Foreign Policy Research Institute

+38 (044) 287 52 58

Foreign Policy Research Institute

tel. +38 (044) 287 52 58

Schengen visa and visa-free regime: what threatens Ukraine?

The new coronavirus continues to spread around the world. In an attempts to combat the COVID-19 outbreak (or its threat), governments and municipalities resorted to restrictive measures, suspended education, and prohibited concerts, conferences, and other mass events. On March 11, 2020, Ukraine joined the "quarantine club".  Airlines and travel industry have already suffered great losses. But no less strike is going to impact ordinary citizens. Freedom of movement within the EU, regardless of borders, is one of the key achievements for EU citizens, and within the Schengen Area you cross the border without noticing it at all.

However, during times of crisis, the usual rules no longer apply. The coronavirus crisis is just such an example. Austria was the first to break the Schengen rules, which closed the border for those Italians or travelers from Italy who do not have a certificate of the absence of coronavirus in the body. The second was Slovenia, which completely closed the border with Italy for passenger traffic. At the same time, the largest EU states are critical about the restriction of movement in the Schengen Area. French President, Emmanuel Macron called the decision of Slovenia and Austria to close borders with Italy "bad" and added that he believes that combating the coronavirus in the affected regions is more effective. German Chancellor, Angela Merkel also criticized Austria and Slovenia and urged "not to be isolated".

But it seems that the process has become irreversible. The government of Malta decided to take tough steps: the state announced a complete ban on travel to and from the five Schengen states: Italy, Switzerland, Germany, France and Spain. Hungary halted the admission of Schengen on its border with Austria and Slovenia (as well as strengthened controls on the border with Croatia). However, the epidemic did not cancel the rule that you can stay in Schengen for no longer than 90 days in the last 180-day period!

Meanwhile, in other parts of the world, many governments are ready for tough steps. More than half of the world's states closed their borders to some passengers even before the WHO declared coronavirus to be pandemic. There is a complete ban on entering the Israel. President of the United States, Donald Trump declared a ban on entry for all foreigners who have visited the Schengen Area in the past 14 days. And India recently warned all airlines that it put a travel ban on travelers who previously visited Italy, as well as France, Germany, Spain, or citizens of these states. The visa-free regime through coronavirus is an exceptional phenomenon, but also not too rare event. Several states among those who had a visa-free regime with China cancelled it at the beginning of the epidemic, Vietnam cancelled visa-free regime for Italians, and so on.

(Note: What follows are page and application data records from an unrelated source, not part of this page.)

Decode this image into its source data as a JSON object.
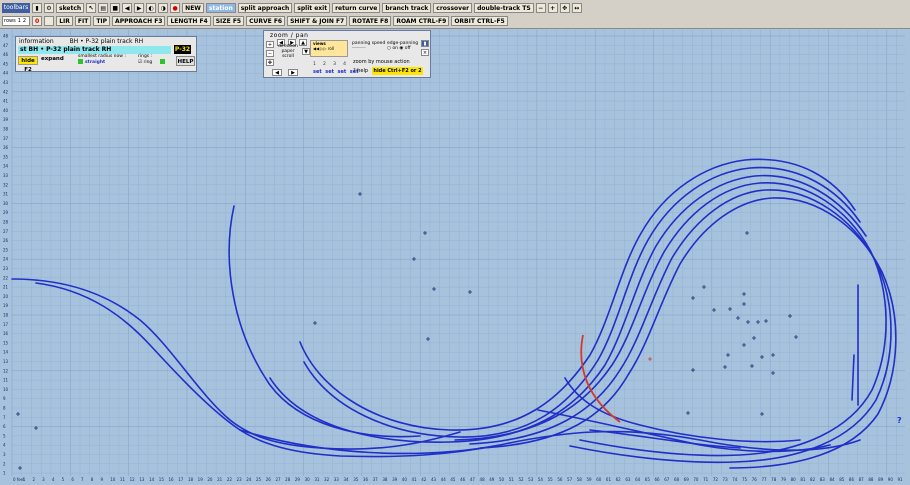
{
  "toolbar": {
    "label": "toolbars",
    "rows_label": "rows",
    "rows_1": "1",
    "rows_2": "2",
    "row1": [
      "sketch",
      "NEW",
      "station",
      "split  approach",
      "split  exit",
      "return curve",
      "branch track",
      "crossover",
      "double-track TS"
    ],
    "row2": [
      "0",
      "LIR",
      "FIT",
      "TIP",
      "APPROACH  F3",
      "LENGTH  F4",
      "SIZE  F5",
      "CURVE  F6",
      "SHIFT & JOIN  F7",
      "ROTATE  F8",
      "ROAM  CTRL-F9",
      "ORBIT  CTRL-F5"
    ]
  },
  "info_panel": {
    "label": "information",
    "item_name": "BH • P-32  plain track   RH",
    "current_line": "st   BH • P-32  plain track   RH",
    "code": "P-32",
    "hide_label": "hide  F2",
    "expand_label": "expand",
    "radius_label": "smallest  radius  now :",
    "radius_value": "straight",
    "rings_label": "rings :",
    "rings_value": "ring",
    "help_label": "HELP"
  },
  "zoom_panel": {
    "title": "zoom  /  pan",
    "direction_label": "direction",
    "paper_label": "paper",
    "scroll_label": "scroll",
    "views_label": "views",
    "roll_label": "roll",
    "panning_speed_label": "panning  speed",
    "edge_panning_label": "edge-panning",
    "on_label": "on",
    "off_label": "off",
    "zoom_by_label": "zoom  by  mouse  action",
    "help_label": "? help",
    "hide_label": "hide   Ctrl+F2  or  2",
    "view_numbers": [
      "1",
      "2",
      "3",
      "4"
    ],
    "set_labels": [
      "set",
      "set",
      "set",
      "set"
    ]
  },
  "grid": {
    "x_labels": [
      "0  feet",
      "1",
      "2",
      "3",
      "4",
      "5",
      "6",
      "7",
      "8",
      "9",
      "10",
      "11",
      "12",
      "13",
      "14",
      "15",
      "16",
      "17",
      "18",
      "19",
      "20",
      "21",
      "22",
      "23",
      "24",
      "25",
      "26",
      "27",
      "28",
      "29",
      "30",
      "31",
      "32",
      "33",
      "34",
      "35",
      "36",
      "37",
      "38",
      "39",
      "40",
      "41",
      "42",
      "43",
      "44",
      "45",
      "46",
      "47",
      "48",
      "49",
      "50",
      "51",
      "52",
      "53",
      "54",
      "55",
      "56",
      "57",
      "58",
      "59",
      "60",
      "61",
      "62",
      "63",
      "64",
      "65",
      "66",
      "67",
      "68",
      "69",
      "70",
      "71",
      "72",
      "73",
      "74",
      "75",
      "76",
      "77",
      "78",
      "79",
      "80",
      "81",
      "82",
      "83",
      "84",
      "85",
      "86",
      "87",
      "88",
      "89",
      "90",
      "91"
    ],
    "y_labels": [
      "48",
      "47",
      "46",
      "45",
      "44",
      "43",
      "42",
      "41",
      "40",
      "39",
      "38",
      "37",
      "36",
      "35",
      "34",
      "33",
      "32",
      "31",
      "30",
      "29",
      "28",
      "27",
      "26",
      "25",
      "24",
      "23",
      "22",
      "21",
      "20",
      "19",
      "18",
      "17",
      "16",
      "15",
      "14",
      "13",
      "12",
      "11",
      "10",
      "9",
      "8",
      "7",
      "6",
      "5",
      "4",
      "3",
      "2",
      "1"
    ]
  },
  "help_corner": "?",
  "colors": {
    "background": "#a6c2dd",
    "track": "#1f2fc8",
    "highlight_track": "#d23a2a",
    "grid": "#94b3d3",
    "grid_major": "#7fa0c6"
  }
}
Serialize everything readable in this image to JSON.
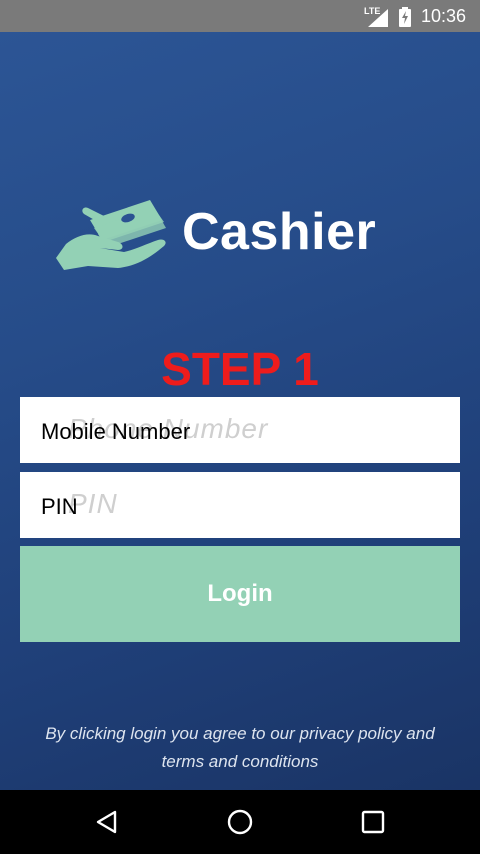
{
  "status_bar": {
    "network_label": "LTE",
    "time": "10:36"
  },
  "app": {
    "brand_name": "Cashier",
    "step_title": "STEP 1",
    "phone_field": {
      "placeholder": "Phone Number",
      "value": "Mobile Number"
    },
    "pin_field": {
      "placeholder": "PIN",
      "value": "PIN"
    },
    "login_label": "Login",
    "terms_text": "By clicking login you agree to our privacy policy and terms and conditions"
  },
  "colors": {
    "background": "#2a5292",
    "accent_green": "#93d1b5",
    "step_red": "#ee1c1c"
  },
  "icons": [
    "signal-icon",
    "battery-icon",
    "hand-money-logo-icon",
    "back-icon",
    "home-icon",
    "recent-apps-icon"
  ]
}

In February, Ukraine restricted flights with China, now almost severed flights with Italy, canceled dozens of flights to other states. Ukraine also introduced temperature screening at its borders and banned crossing the demarcation line to its citizens who live in the occupied territory of Donbas and have "symptoms of coronavirus". A number of human rights organizations have appealed to the command of the Joint Forces Operation to cancel the discriminatory norm, which, in their opinion, violates the constitutional rights of citizens. There are no restrictions on foreigners yet. But given the increasing restrictions in our neighboring states, we can be almost sure that these protective measures are not the last.[1]  Minister of Foreign Affairs, Dmytro Kuleba in an interview with "European truth" said: «Visa-free regime will remain in Ukraine. If Schengen will be lost formally or in fact, I think it will be an irreparable strike at the EU. But we will actively work with our partners to ensure that the Schengen Visas received by Ukrainian citizens remain valid in any event. We do not remove relations with the EU from our priorities. Everything that was launched concerning the ACAA, Green deal, the revision of the Association Agreement – all these processes should move forward».[2]

Coronavirus dealt a crushing strike not only on people but also on the economy of the states. Therefore, the Ukrainian economy, which is weak in comparison with developed states, will have a particularly difficult time. The economic crisis and pandemic will hurt Ukrainian business. To soften the strike, the state should take care not only of restrictive measures within the framework of the imposed quarantine, but also of supporting businesses. The abolition of the visa-free regime will lead to a weakening of labor migration, which threatens a fall in the population's income and the flow of currency into the state. The economic crisis and pandemic should not become a reason for drawdown the transformation of the state and preserving backwardness.[3]

Thus, for now, when the situation with the pandemic only worsens, regular use of visa-free regime by Ukrainians in the near future is out of the question because the aims of all states are now aimed at combating the global pandemic. Therefore, the question is how much will Ukraine suffer? And will it be deprived of visa-free regime due to the epidemic? After all, it can only exist if reforms are properly implemented and corruption is effectively combated. Here, the decisive factor will depend on the next steps of our state.